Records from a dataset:
* * *

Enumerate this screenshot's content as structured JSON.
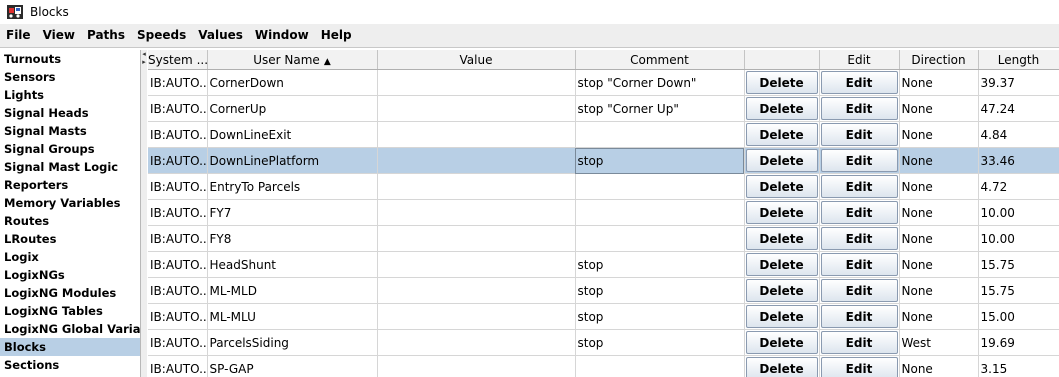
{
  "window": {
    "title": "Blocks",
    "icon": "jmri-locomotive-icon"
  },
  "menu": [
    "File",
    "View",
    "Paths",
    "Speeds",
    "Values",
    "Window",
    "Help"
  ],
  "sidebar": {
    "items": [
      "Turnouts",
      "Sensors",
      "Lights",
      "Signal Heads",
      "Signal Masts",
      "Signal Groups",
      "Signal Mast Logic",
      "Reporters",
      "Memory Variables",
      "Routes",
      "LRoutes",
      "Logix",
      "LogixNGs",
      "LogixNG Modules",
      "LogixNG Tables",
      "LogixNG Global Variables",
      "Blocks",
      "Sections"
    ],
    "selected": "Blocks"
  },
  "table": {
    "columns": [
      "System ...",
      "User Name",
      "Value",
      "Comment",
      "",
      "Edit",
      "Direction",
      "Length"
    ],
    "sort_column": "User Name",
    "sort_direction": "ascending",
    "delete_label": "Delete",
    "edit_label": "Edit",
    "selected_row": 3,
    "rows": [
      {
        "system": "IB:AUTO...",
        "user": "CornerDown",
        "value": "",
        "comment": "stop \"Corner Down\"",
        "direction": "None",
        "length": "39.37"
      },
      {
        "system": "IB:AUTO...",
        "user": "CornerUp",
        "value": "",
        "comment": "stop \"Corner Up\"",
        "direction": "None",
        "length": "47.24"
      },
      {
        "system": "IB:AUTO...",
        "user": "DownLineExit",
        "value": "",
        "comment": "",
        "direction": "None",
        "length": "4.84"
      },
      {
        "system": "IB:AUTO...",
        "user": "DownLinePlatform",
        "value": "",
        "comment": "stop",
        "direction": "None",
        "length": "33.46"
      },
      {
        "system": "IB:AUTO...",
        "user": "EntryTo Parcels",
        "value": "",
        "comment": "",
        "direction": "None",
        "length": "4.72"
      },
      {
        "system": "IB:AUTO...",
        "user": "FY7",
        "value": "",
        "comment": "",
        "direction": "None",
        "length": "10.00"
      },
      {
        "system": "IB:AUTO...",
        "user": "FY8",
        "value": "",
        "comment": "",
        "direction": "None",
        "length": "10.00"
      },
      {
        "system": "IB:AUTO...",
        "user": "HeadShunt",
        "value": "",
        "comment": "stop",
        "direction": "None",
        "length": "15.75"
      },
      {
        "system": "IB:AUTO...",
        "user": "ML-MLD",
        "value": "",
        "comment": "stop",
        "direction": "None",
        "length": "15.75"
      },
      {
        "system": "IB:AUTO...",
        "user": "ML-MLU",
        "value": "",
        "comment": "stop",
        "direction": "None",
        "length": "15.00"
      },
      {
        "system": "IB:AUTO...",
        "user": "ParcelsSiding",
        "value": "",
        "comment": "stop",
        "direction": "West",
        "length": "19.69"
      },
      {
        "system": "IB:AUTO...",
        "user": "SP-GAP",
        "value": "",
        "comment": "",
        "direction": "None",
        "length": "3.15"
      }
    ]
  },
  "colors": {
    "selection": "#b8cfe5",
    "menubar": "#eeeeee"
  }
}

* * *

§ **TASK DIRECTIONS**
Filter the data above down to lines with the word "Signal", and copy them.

§ **YOUR SOLUTION**
      "Signal Heads",
      "Signal Masts",
      "Signal Groups",
      "Signal Mast Logic",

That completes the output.